*** Supplied records ***
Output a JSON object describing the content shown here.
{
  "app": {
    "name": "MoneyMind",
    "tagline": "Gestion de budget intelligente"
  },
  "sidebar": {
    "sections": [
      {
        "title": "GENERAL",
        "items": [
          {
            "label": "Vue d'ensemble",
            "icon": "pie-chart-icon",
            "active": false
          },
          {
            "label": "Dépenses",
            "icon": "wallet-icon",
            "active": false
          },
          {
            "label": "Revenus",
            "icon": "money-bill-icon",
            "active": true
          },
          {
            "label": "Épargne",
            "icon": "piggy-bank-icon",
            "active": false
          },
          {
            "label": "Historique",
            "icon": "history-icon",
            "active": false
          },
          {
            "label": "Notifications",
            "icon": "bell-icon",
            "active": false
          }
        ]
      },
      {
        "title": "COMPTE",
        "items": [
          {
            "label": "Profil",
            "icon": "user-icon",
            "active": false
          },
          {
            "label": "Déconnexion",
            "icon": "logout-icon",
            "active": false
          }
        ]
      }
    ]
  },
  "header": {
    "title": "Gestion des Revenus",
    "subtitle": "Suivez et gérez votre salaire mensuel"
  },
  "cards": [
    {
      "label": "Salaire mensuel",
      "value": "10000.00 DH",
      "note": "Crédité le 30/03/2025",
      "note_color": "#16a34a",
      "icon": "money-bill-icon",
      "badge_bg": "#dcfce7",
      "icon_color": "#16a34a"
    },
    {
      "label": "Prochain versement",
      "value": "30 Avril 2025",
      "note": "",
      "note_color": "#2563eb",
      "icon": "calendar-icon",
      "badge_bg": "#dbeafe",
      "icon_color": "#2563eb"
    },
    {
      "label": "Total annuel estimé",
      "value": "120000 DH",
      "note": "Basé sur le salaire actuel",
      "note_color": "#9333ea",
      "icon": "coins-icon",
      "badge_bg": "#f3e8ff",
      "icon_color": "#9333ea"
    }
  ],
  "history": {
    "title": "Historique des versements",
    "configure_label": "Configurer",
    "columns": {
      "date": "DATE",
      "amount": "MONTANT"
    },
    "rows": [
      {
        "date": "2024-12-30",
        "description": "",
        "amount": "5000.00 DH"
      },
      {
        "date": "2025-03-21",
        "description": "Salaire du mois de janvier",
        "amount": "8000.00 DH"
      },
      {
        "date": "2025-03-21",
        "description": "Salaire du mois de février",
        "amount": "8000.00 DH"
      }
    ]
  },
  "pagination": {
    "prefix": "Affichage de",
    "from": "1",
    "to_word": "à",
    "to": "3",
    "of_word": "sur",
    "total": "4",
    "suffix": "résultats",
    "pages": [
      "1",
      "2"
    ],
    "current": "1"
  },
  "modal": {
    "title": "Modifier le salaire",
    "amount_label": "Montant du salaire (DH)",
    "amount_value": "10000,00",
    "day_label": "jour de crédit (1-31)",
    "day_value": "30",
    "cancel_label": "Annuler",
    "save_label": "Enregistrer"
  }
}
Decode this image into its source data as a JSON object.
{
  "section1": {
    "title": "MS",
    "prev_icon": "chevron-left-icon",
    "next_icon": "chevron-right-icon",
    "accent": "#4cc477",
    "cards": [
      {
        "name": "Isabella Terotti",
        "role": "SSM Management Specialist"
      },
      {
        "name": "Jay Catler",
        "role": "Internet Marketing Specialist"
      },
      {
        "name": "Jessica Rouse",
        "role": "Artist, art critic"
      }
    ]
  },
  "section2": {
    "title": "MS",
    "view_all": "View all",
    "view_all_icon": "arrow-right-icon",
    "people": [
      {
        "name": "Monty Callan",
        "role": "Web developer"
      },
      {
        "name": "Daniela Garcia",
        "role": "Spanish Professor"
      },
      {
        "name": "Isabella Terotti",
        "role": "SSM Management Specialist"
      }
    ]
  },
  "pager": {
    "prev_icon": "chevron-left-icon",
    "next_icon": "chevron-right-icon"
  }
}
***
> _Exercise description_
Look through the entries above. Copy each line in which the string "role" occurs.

> _Reply_
        "role": "SSM Management Specialist"
        "role": "Internet Marketing Specialist"
        "role": "Artist, art critic"
        "role": "Web developer"
        "role": "Spanish Professor"
        "role": "SSM Management Specialist"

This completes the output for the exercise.